  • More processing units: We have much more parallel processing units in one computing node (many-core CPUs) and see a trend for further growth
  • Faster execution time: Queries are executed much faster in an In-Memory Database (rather seconds compared to minutes or hours); hence the overhead of running a complex scheduling algorithm easily accounts for a significant portion of total execution time of a query
  • No disk: Much of the previous work has been focused on avoiding the disk I/O bottleneck. Disk is not a bottleneck for complex, read-intensive queries on In-Memory databases anymore

Due to these changes, existing work on parallel query processing has to be revisited for In-Memory databases and potentially adapted.

Envisioned Content of Master Project
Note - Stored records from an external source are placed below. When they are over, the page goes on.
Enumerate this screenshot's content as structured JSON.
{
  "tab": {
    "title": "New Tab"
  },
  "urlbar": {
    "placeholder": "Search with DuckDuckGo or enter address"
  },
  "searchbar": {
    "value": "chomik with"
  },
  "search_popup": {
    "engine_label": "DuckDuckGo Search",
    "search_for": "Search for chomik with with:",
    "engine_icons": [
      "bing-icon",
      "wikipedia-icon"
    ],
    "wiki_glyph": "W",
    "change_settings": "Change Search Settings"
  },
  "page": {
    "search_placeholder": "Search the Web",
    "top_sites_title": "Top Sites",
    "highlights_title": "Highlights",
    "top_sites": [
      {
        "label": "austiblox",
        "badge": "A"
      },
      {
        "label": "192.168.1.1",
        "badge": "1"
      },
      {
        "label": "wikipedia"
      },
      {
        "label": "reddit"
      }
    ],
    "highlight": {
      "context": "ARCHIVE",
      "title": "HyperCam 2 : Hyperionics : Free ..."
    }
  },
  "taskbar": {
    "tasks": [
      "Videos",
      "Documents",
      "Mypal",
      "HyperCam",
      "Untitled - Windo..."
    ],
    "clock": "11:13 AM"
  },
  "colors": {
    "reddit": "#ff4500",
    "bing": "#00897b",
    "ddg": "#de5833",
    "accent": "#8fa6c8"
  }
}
The envisioned outcome of the master project is a demonstration that showcases the benefits of an optimized scheduling for parallel queries on in-memory databases. This includes the following tasks:

  • Evaluation and Optimization of scheduling algorithms for parallel queries in the context of in-memory databases
  • Implementation of scheduling algorithms in a database prototype
  • Optimization of database operators for parallel execution
  • Implementation of a demo application that demonstrates the potential of the prototype

During the project, we will have the opportunity to test our implementation with enterprise class hardware (256GB RAM, 32 cores), as well as relevant query workloads of enterprise applications.


  • [P09] Hasso Plattner: A Common Database Approach for OLTP and OLAP Using an In-Memory Column Database, Proceedings of the 35th SIGMOD International Conference on Management of Data, 2009
  • [P11] Hasso Plattner: SanssouciDB: An In-Memory Database for Processing Enterprise Workloads, BTW, 2011
  • [PZ12] Hasso Plattner and Zeier, A.: In-Memory Data Management – Technology and Applications, Springer, 2012
  • [RM95] Erhard Rahm and Robert Marek: Dynamic Multi-Resource Load Balancing in Parallel Database Systems, Proceedings of the 21th International Conference on Very Large Data Bases, 1995
  • [WC04] Jun Wu and Jian-Jia Chen and Chih-wen Hsueh and Tei-Wie Kuo: Scheduling of Query Execution Plans in Symmetric Multiprocessor Database Systems, Proceedings oft he 18th International Parallel and Distributed Processing Symposium (IPDPS),2004